_Work to be completed_: Start to finish, the listing must be rewritten exactly.
----
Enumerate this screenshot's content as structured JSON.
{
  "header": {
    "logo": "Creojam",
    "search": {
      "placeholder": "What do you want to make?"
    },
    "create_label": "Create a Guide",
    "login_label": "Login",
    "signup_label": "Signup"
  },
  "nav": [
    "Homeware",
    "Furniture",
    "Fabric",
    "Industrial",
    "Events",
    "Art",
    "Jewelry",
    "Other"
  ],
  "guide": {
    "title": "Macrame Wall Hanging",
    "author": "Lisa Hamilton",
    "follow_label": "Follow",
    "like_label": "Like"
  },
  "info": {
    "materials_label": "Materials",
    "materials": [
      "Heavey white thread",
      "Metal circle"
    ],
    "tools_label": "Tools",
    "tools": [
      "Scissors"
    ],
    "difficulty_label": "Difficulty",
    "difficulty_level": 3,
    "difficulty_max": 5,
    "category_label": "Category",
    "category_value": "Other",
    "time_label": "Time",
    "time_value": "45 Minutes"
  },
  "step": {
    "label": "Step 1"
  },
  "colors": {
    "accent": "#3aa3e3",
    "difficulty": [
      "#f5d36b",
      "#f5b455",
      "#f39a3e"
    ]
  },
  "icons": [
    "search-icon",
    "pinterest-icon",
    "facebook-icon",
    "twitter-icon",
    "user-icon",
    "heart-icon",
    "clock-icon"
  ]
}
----
_Response box_:
Enumerate this screenshot's content as structured JSON.
{
  "header": {
    "logo": "Creojam",
    "search": {
      "placeholder": "What do you want to make?"
    },
    "create_label": "Create a Guide",
    "login_label": "Login",
    "signup_label": "Signup"
  },
  "nav": [
    "Homeware",
    "Furniture",
    "Fabric",
    "Industrial",
    "Events",
    "Art",
    "Jewelry",
    "Other"
  ],
  "guide": {
    "title": "Macrame Wall Hanging",
    "author": "Lisa Hamilton",
    "follow_label": "Follow",
    "like_label": "Like"
  },
  "info": {
    "materials_label": "Materials",
    "materials": [
      "Heavey white thread",
      "Metal circle"
    ],
    "tools_label": "Tools",
    "tools": [
      "Scissors"
    ],
    "difficulty_label": "Difficulty",
    "difficulty_level": 3,
    "difficulty_max": 5,
    "category_label": "Category",
    "category_value": "Other",
    "time_label": "Time",
    "time_value": "45 Minutes"
  },
  "step": {
    "label": "Step 1"
  },
  "colors": {
    "accent": "#3aa3e3",
    "difficulty": [
      "#f5d36b",
      "#f5b455",
      "#f39a3e"
    ]
  },
  "icons": [
    "search-icon",
    "pinterest-icon",
    "facebook-icon",
    "twitter-icon",
    "user-icon",
    "heart-icon",
    "clock-icon"
  ]
}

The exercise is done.